--- START ---

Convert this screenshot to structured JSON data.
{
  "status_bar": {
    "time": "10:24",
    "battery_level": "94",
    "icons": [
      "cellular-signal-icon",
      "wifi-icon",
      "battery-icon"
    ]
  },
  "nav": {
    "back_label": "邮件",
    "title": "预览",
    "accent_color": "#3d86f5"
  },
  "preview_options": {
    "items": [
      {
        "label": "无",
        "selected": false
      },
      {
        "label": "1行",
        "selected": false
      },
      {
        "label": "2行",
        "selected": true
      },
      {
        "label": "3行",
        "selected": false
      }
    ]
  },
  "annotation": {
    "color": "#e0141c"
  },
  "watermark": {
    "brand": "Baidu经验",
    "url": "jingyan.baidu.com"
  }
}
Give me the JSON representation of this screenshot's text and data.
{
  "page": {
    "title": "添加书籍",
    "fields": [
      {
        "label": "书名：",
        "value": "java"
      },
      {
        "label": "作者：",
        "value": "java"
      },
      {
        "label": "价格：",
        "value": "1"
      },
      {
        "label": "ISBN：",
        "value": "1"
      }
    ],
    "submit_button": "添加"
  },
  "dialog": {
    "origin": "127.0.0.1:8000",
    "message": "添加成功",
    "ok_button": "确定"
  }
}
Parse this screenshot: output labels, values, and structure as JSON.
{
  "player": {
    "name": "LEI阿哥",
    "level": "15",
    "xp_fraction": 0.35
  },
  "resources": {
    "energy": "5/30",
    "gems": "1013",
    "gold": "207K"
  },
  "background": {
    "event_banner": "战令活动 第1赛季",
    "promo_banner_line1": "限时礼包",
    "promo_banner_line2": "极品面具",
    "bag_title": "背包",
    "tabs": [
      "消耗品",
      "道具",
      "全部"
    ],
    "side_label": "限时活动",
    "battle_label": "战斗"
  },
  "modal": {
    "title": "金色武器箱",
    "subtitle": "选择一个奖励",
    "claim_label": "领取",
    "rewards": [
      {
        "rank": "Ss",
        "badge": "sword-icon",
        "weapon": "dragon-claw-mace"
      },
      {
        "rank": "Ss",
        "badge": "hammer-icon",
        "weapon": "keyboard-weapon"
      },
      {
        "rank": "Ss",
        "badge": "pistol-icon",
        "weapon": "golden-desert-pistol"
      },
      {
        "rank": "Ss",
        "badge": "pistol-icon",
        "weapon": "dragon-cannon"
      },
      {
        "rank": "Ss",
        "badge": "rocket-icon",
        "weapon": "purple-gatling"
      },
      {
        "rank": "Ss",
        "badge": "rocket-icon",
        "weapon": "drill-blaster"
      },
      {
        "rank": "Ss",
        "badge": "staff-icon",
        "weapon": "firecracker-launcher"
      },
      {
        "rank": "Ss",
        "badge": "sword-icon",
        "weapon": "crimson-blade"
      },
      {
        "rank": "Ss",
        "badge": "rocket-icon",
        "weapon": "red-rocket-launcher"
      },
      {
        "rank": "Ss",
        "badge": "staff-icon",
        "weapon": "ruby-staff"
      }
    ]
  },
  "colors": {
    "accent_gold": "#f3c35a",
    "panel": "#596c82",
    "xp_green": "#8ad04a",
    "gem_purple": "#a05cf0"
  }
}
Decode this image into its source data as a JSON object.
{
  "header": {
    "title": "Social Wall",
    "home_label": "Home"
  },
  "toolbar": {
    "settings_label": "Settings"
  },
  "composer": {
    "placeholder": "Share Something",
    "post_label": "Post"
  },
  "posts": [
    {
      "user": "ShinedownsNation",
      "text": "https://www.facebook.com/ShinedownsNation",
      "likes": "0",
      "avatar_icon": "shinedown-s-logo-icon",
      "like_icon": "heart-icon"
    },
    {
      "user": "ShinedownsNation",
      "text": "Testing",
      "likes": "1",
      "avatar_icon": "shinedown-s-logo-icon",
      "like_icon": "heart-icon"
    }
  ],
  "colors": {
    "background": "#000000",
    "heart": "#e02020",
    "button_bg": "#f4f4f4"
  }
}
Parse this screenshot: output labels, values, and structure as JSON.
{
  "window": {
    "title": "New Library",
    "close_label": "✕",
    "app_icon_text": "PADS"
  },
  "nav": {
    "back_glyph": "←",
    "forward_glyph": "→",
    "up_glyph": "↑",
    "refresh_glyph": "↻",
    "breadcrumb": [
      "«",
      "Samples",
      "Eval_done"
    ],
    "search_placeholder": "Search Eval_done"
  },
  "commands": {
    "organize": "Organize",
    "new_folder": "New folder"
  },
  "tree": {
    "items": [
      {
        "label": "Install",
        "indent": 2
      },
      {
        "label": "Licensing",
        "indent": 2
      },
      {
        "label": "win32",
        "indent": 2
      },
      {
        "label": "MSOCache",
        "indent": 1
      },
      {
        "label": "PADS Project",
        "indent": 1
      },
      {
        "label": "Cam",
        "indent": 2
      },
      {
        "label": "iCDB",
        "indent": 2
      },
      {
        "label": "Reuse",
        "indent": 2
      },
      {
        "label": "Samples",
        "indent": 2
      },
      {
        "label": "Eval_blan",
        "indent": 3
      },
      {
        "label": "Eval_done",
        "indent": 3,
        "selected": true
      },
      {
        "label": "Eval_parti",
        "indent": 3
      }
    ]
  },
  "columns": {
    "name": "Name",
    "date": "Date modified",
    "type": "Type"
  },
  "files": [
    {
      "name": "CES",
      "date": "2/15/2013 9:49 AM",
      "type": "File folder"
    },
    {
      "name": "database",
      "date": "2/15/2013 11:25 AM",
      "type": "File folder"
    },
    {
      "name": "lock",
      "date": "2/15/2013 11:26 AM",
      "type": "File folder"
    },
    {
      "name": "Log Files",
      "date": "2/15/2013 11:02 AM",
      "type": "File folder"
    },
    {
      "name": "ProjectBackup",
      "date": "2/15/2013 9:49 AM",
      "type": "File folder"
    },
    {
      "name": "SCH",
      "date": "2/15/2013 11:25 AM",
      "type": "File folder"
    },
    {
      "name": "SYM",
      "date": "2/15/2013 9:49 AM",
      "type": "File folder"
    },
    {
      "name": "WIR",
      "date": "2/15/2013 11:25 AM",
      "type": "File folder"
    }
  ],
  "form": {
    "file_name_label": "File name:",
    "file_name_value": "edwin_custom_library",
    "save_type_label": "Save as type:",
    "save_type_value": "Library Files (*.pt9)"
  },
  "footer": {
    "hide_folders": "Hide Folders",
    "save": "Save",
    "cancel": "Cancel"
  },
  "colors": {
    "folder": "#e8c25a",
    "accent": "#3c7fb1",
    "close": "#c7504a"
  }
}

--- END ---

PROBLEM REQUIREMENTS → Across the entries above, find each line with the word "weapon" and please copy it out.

TASK OUTPUT →
        "weapon": "dragon-claw-mace"
        "weapon": "keyboard-weapon"
        "weapon": "golden-desert-pistol"
        "weapon": "dragon-cannon"
        "weapon": "purple-gatling"
        "weapon": "drill-blaster"
        "weapon": "firecracker-launcher"
        "weapon": "crimson-blade"
        "weapon": "red-rocket-launcher"
        "weapon": "ruby-staff"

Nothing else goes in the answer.